What does Turkey’s referendum change? The Constitutional Court.
Summary: The proposed new Constitutional Court would be larger, appointed in part by parliament but largely still by the president, and see its military representation reduced.
Turkey’s present constitution was drafted by the country’s last military government in 1982. It is a flawed document: weak on personal freedoms, power is placed firmly in the hands of the state, and plenty of checks and balances are held by the military. All major political parties agree it should be completely rewritten, but disagree on how to do it.
In Turkey’s civil legal system, the Constitutional Court is the highest authority, handling matters relating to the constitution and frequently called upon to resolve disputes. Since AK came to power in 2002, opposition parties – in particular, the CHP – have used the Court as one avenue to prevent what they see as the government’s gradual dismantling of the secular system.

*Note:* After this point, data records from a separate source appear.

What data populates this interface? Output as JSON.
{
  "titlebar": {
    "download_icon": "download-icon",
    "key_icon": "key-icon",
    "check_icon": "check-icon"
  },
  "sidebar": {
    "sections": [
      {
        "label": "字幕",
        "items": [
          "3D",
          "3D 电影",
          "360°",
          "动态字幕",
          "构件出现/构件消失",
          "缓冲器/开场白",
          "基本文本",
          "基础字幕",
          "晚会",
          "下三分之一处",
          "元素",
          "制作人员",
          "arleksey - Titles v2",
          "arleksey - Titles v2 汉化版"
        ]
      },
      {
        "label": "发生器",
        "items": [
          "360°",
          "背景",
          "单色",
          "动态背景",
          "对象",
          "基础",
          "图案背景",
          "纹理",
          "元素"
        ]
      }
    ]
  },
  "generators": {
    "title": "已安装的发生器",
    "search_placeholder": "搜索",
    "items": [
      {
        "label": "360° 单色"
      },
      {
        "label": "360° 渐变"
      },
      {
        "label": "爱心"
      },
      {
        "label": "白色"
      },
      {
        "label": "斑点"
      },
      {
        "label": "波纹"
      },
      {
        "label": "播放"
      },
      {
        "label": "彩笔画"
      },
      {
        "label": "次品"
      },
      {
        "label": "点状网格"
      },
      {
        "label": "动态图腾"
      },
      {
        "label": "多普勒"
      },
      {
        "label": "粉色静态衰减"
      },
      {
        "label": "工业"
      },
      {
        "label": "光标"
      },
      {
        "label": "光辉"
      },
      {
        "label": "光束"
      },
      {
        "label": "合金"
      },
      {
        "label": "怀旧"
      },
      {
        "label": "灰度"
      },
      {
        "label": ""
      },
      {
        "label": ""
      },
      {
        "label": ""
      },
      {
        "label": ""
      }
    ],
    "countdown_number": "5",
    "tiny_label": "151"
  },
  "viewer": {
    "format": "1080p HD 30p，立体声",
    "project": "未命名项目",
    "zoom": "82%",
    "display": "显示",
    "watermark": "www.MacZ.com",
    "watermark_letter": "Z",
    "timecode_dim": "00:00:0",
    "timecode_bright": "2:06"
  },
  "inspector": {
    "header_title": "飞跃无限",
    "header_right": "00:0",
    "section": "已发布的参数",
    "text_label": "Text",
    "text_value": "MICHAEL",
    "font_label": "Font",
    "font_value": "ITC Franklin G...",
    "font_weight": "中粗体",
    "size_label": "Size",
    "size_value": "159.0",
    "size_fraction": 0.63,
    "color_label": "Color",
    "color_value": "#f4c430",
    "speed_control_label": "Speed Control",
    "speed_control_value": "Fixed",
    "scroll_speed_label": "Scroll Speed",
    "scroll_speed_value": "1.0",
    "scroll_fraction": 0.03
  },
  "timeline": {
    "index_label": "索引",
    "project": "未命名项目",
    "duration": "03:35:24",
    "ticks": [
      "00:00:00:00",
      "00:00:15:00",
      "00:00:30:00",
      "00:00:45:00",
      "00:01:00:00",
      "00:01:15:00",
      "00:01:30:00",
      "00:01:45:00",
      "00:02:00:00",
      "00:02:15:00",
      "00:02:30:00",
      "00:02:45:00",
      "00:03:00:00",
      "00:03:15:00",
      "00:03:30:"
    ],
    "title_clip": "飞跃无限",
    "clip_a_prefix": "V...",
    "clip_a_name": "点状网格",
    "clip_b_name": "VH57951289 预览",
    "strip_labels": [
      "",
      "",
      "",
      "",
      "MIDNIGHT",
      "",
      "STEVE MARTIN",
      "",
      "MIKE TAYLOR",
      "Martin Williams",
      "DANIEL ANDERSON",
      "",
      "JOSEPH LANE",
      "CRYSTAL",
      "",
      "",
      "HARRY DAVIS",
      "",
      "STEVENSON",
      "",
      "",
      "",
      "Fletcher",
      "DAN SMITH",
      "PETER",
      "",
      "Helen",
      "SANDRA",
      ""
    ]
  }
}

Frequent appeals have made the Court highly influential cover current affairs; the current president, Haşim Kılıç, has been something of a regular in this blog.
As it stands, the Court is made up of 11 permanent and 4 reserve judges. Candidates for membership are nominated in lists of three by the highest level courts in the country, including military ones, with some input from a board of university rectors (see table). The president then appoints one judge from each list of three.
If Sunday’s referendum passes, the current system of appointing four ‘reserve’ judges would be abolished. All would sit on the Court for a single 12-year term, and their number would increase by six to 17 judges. The institutions that elect members to the Constitutional Court would be also altered: the Court of Appeal, for instance, would be allowed to appoint one more member, whereas the Higher Education Council would see its representation tripled.
The changes being put to referendum on Sunday would also loosen the president’s monopoly on appointing members: parliament would approve two members from the Court of Accounts – the highest auditing authority – and one from nominees in the legal profession. All three would be approved by simple majority.
So what’s controversial? The big fuss is over the “senior individuals” category. The constitutional amendment defines these individuals as selected from among “high-grade directors, lawyers, top rank judges and prosecutors, and Constitutional Court rapporteurs who have served for at least five years”. The president would be granted powers to select four individuals that are suited to that description. He does not have to refer to any institution, nor is he required to accept formal advice. It’s effectively a personal appointment for four judges, who would represent a fifth of the enlarged Court.
As the above chart indicates, the “senior individuals” group of judges (coloured orange) wouldn’t see a drastic change in representation if the changes are approved. More significant are changes to the Higher Education Council (teal) and the Court of Accounts (mauve), which increase their representation, while the two military representatives (green and purple) are reduced.
The government says this enlarged court will broaden representation on the highest court in the land. Writing in Hürriyet last month Kemal Kılıçdaroğlu, CHP leader, argued that the increased representation of institutions largely appointed by the president and cabinet – such as the Higher Education Council and Court of Accounts – is an attempt by the executive to seize control of the legislature.